What needs to be done – The expected answer is a bare count of the lines in the data below that contain "Типы".

◇ ◇ ◇ ◇ ◇

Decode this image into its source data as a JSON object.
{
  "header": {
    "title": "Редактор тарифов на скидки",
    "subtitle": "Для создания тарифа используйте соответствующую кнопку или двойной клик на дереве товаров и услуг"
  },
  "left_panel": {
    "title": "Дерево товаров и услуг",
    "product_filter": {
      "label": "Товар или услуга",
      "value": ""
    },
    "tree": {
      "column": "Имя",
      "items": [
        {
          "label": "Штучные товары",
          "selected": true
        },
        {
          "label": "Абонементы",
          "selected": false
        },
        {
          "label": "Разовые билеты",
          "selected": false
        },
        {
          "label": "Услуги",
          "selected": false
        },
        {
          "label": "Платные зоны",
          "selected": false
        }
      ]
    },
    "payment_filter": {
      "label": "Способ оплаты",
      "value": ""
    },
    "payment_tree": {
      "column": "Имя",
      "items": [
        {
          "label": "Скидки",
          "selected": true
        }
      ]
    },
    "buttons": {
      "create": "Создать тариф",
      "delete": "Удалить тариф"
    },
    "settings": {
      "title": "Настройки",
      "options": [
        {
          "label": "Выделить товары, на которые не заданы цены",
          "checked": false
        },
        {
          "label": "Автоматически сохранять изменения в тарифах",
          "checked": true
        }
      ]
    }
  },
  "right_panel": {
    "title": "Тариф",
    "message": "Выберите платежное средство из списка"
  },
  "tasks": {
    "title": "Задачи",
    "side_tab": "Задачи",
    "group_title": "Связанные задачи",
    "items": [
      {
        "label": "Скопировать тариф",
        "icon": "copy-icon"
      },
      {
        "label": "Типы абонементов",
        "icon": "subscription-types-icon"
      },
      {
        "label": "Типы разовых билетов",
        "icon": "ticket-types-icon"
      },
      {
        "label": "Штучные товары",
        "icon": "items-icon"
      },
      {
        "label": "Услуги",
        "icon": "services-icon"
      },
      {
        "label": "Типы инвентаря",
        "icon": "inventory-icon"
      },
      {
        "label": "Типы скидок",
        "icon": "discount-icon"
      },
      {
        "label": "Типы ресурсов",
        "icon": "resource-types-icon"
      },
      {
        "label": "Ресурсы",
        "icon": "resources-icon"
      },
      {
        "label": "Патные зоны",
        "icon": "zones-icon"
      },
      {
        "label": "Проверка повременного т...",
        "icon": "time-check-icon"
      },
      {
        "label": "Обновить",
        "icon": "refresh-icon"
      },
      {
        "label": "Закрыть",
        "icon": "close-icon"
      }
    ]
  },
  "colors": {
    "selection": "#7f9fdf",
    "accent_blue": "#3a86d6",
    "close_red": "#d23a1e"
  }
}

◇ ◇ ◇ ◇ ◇

Answer – 5